**Exercise description:**
The lines to find are those in the entries that hold the word "this"; copy every one of them.

Dataset rows describing interfaces:
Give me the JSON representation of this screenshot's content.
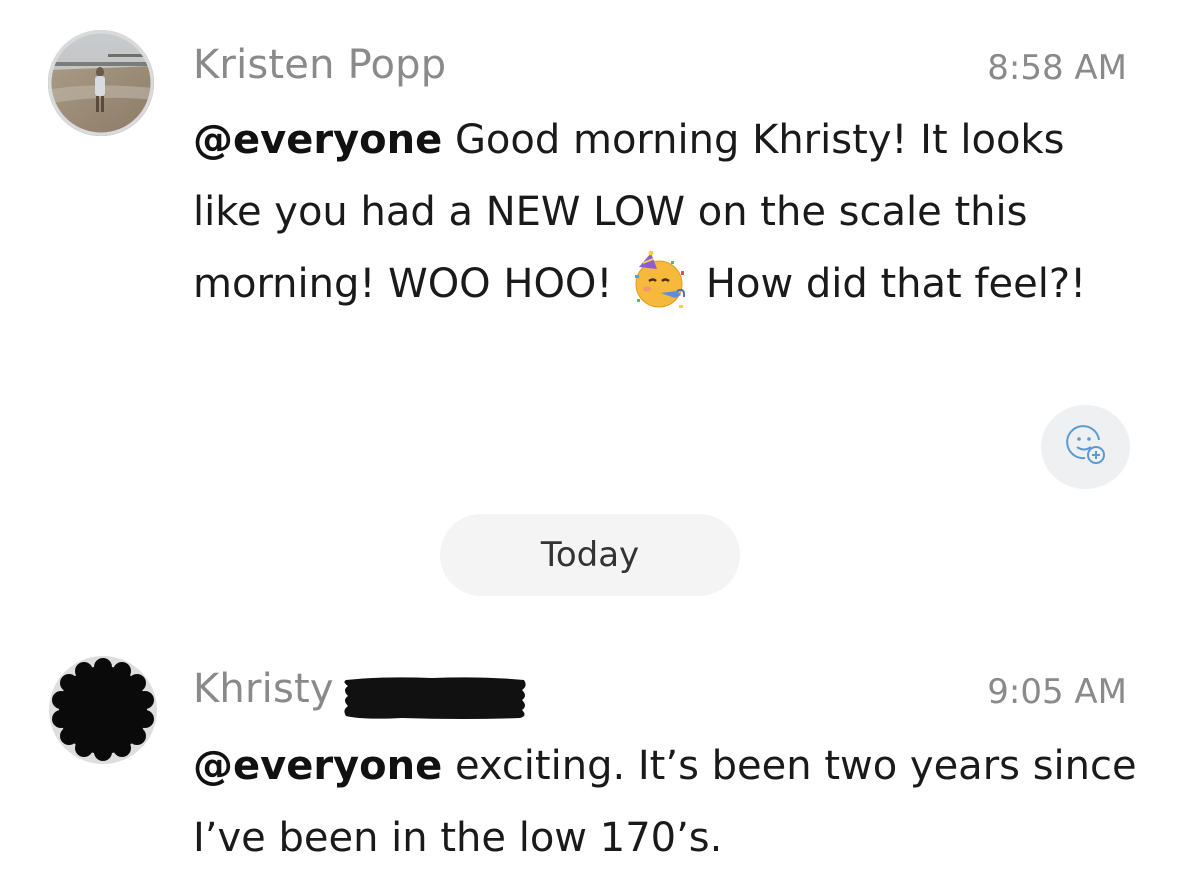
{
  "messages": [
    {
      "sender": "Kristen Popp",
      "time": "8:58 AM",
      "mention": "@everyone",
      "text_part1": "Good morning Khristy! It looks like you had a NEW LOW on the scale this morning! WOO HOO!",
      "emoji": "partying-face-emoji",
      "text_part2": "How did that feel?!"
    },
    {
      "sender": "Khristy",
      "sender_redacted": true,
      "time": "9:05 AM",
      "mention": "@everyone",
      "text": "exciting. It’s been two years since I’ve been in the low 170’s."
    }
  ],
  "date_divider": "Today",
  "icons": {
    "reaction": "add-reaction-icon"
  },
  "colors": {
    "meta_text": "#8a8a8a",
    "reaction_icon": "#5b9bd5",
    "pill_bg": "#f4f4f4"
  }
}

**Expected output:**
Give me the JSON representation of this screenshot's content.
      "text_part1": "Good morning Khristy! It looks like you had a NEW LOW on the scale this morning! WOO HOO!",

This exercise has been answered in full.